Short Term Disability Benefits

by Rod Howell ; Updated July 27, 2017

Short-term disability insurance pays financial benefits to individuals who are out of work due to temporary illnesses or injuries. There are several sources of disability income available for workers across the United States. Some short-term disability benefits are paid tax-free to the insured, depending on how the coverages are funded.

Short-Term Disability Income Sources

Workers have several options available to obtain short-term disability coverage and protect their incomes. They can purchase STD insurance directly from insurance companies. Their employers may also sponsor group STD coverage for its employees. STD plans are also sponsored by some state governments. States such as Hawaii, New York, New Jersey, Rhode Island and California have short-term disability plans, funded by payroll taxes, that pay workers for several months to one year.

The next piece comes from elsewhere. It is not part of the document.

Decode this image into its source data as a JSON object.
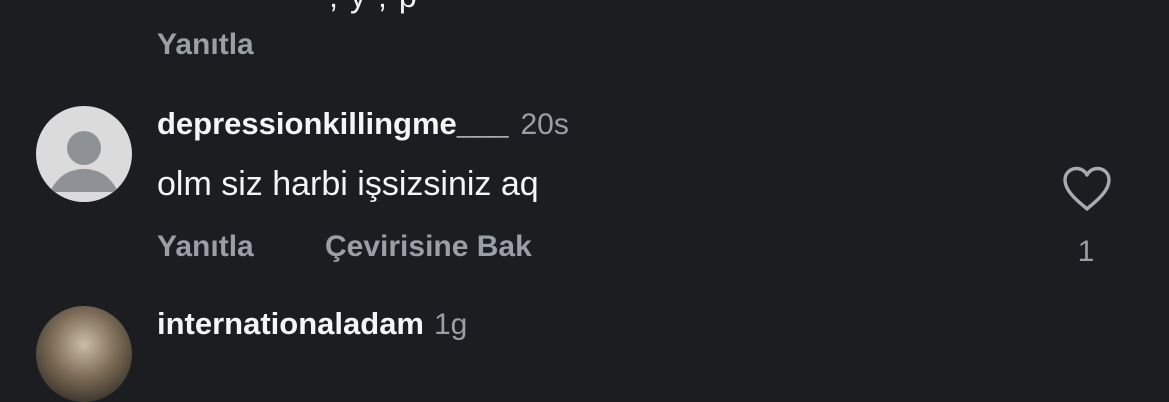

Coverage Information

One of the benefits on having short-term disability insurance is the different medical conditions that are covered. Most injuries and illnesses that keep individuals from working for a week or longer qualify as disabilities. Pregnancies and family leave are also covered by STD plans. The exceptions are medical conditions that occur during criminal activities, under the influence of alcohol or illegal drugs or were self-inflicted. Some of the most common temporary disabilities are back injuries, arthritis and diabetes. However, these disabilities must occur outside of work. Job-related disabilities are not covered by STD plans, but workers may be eligible to receive temporary income payments from workers’ compensation insurance.

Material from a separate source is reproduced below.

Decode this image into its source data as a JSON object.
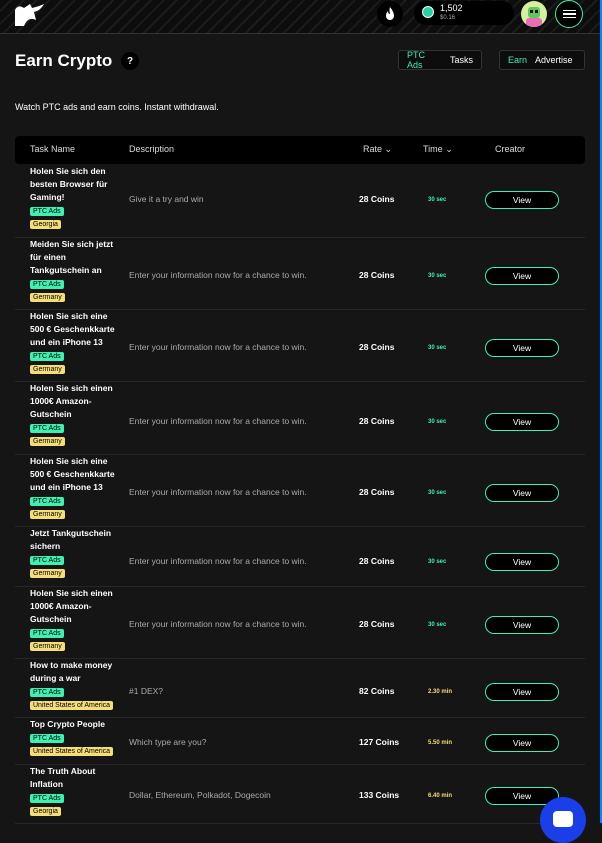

Benefit Payments

Without STD insurance, workers may not have any other source of income, which can put serious financial strain on their households. With STD coverage, workers are able to replace some of their lost income until they are able to return. STD benefit amounts vary by insurer, but most pay between 40 and 65 percent of the worker's income. Some STD plans, according to McClaren & Associates, pay up to 80%. Insurers also provide different benefit periods. Plans may pay insured workers for periods ranging from several weeks up to 2 years. according to the Insurance Information Institute.

Nontaxable Benefits

Most STD plans pay benefits that are not required to be reported on the workers’ individual tax returns. However, there are some exceptions. STD plans that are paid with pre-tax dollars, such as group-sponsored coverages pay taxable benefits to the insured. State-sponsored STD plans from California and Rhode Island also pay tax-free benefits to workers. One of the states that requires workers to report their disability income to the IRS is New Jersey.